Last month, 3,641 homes sold, up nearly four percent year-over-year. But the month ended with only 2,024 active listings—a 58 percent decline year-over-year, according to the Denver Metro Association of Realtor’s Market Trends Report. Buyer demand is significantly outpacing the supply, says Andrew Abrams, chair of DMAR’s Market Trends Committee. “That’s why we’re seeing so many offers on every house,” he says.
Attached properties also became increasingly popular in February, with 1,242 properties selling, up 16 percent year-over-year. Single-family homes, on the other hand, saw a nearly two percent decline in sales from 2,443 last year to 2,399 last month. “When people wanted more space, there’s that sprawl to the suburbs. But now that the economy is starting to open up a little bit, I think that slow trickle of demand is coming back toward [the attached] market,” Abrams says.
Buyer demand is also causing prices to rise for both single-family and attached properties. February was another record-breaking month with single-family homes selling for an average of $632,581—up 23 percent year-over-year and exceeding the previous record of $626,159 set in January. And attached properties, such as condos and townhomes, sold for an average of $401,552, exceeding $400,000 for the first time. (The previous record for attached properties was set in January at $397,792.)
Homes are coming on the market, but they are selling fast. Last month, there were 4,507 new listings, up seven percent from January and down nearly 12 percent year-over-year. According to the report, homes are sitting on the market for an average of 23 days compared to 39 days in February 2020. “Homes are coming on and selling faster than you can sell chips at an edibles convention,” says Nicole Rueth, a DMAR Market Trends Committee member.
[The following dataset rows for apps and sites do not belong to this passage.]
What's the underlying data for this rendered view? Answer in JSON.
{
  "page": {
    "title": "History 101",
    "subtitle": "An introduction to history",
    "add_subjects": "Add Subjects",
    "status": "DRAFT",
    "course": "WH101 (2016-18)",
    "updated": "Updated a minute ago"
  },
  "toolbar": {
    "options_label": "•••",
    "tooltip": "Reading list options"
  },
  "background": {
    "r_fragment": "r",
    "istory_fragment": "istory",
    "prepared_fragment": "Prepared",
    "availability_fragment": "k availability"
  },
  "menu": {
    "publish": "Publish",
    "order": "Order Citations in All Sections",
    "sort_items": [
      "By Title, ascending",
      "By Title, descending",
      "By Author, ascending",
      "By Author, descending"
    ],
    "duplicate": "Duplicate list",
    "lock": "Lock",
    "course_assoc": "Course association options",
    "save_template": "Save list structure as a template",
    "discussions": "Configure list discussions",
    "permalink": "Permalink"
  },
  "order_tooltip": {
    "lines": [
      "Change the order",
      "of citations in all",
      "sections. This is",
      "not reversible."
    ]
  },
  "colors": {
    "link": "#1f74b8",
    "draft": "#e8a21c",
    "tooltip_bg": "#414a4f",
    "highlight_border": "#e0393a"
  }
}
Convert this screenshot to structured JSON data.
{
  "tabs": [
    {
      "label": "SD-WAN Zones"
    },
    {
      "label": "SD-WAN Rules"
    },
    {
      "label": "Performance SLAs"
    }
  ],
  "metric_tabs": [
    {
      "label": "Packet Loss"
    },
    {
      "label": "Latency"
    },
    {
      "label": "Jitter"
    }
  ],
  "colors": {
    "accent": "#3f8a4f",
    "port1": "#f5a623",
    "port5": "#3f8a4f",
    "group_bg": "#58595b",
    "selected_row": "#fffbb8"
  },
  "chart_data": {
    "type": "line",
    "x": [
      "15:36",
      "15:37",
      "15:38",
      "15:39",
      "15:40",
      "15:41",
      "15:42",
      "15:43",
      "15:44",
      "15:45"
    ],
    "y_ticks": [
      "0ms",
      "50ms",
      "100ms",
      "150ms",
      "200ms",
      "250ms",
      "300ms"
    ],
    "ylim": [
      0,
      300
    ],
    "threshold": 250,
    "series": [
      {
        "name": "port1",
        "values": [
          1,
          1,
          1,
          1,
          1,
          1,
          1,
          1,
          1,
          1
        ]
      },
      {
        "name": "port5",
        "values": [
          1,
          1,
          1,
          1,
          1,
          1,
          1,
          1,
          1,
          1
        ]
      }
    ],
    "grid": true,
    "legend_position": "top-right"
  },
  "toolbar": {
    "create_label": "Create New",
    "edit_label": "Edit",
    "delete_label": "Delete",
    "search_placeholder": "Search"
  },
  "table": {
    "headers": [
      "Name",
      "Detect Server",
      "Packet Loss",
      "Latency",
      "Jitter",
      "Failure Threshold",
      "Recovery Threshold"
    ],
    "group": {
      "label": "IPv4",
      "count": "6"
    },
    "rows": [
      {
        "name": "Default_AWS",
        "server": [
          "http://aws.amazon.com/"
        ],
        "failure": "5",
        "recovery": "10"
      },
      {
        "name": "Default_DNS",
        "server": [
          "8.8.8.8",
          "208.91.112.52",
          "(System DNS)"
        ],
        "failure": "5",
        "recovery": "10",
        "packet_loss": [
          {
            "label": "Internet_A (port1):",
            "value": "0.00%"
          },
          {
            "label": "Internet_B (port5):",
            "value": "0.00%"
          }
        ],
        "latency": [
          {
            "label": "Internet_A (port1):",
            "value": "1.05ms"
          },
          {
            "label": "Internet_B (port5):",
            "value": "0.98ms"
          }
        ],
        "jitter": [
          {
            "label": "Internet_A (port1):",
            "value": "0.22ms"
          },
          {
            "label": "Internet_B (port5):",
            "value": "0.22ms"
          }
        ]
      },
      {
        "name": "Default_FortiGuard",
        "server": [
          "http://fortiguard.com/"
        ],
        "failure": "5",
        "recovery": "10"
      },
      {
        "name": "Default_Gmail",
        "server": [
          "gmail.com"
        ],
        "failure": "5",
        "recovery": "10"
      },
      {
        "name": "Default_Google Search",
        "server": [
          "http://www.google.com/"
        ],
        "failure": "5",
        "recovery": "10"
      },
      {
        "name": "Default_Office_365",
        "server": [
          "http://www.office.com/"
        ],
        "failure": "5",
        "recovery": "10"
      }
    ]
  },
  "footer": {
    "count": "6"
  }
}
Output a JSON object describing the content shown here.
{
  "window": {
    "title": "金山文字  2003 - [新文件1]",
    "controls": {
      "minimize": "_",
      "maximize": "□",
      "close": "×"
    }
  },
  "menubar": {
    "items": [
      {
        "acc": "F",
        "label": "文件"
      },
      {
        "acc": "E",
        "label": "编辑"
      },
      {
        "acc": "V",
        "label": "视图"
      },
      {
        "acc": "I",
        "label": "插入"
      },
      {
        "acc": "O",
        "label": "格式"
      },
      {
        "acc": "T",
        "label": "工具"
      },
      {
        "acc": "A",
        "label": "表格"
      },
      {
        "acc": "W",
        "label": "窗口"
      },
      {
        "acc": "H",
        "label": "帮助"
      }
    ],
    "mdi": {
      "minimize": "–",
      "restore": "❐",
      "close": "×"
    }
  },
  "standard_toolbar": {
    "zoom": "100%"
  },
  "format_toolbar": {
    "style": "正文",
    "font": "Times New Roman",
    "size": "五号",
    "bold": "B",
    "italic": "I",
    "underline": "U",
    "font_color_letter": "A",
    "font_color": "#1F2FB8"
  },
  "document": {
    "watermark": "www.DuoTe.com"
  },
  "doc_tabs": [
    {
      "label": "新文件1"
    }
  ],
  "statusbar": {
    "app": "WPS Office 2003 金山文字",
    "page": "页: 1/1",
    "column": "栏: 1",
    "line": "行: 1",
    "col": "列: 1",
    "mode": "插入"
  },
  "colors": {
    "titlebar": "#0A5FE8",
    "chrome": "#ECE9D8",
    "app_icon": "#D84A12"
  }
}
The average close-to-list price for all residential properties continues to be above asking, too. Abrams says in February he wrote two offers for $101,000 and $90,000 above asking price, yet still didn’t get either home. According to other realtors, this isn’t uncommon. “The name of the game is perseverance because it is very competitive,” Abrams says. “It’s very uncomfortable to continue to be pushed [to a higher price point] than you’re thinking. Everyone looks at the list prices as an anchor thought and that’s just not where a lot of these houses are actually landing.”
Most luxury homes priced over $1 million are also selling for higher than the list price, according to the report. More than 230 luxury homes sold in February, up 48 percent year-over-year. February also saw more new listings up nearly 25 percent from January. It’s still a seller’s market, but buyers can take more time to look at luxury homes. The average day on the market also declined from 71 days last year to 63 days, according to the report.
“There are plenty of houses being put on the market, but you’ve got to be very aggressive toward getting them,” Abrams says. “I think that makes people feel very uncomfortable. So just getting comfortable with being uncomfortable is part of the process.”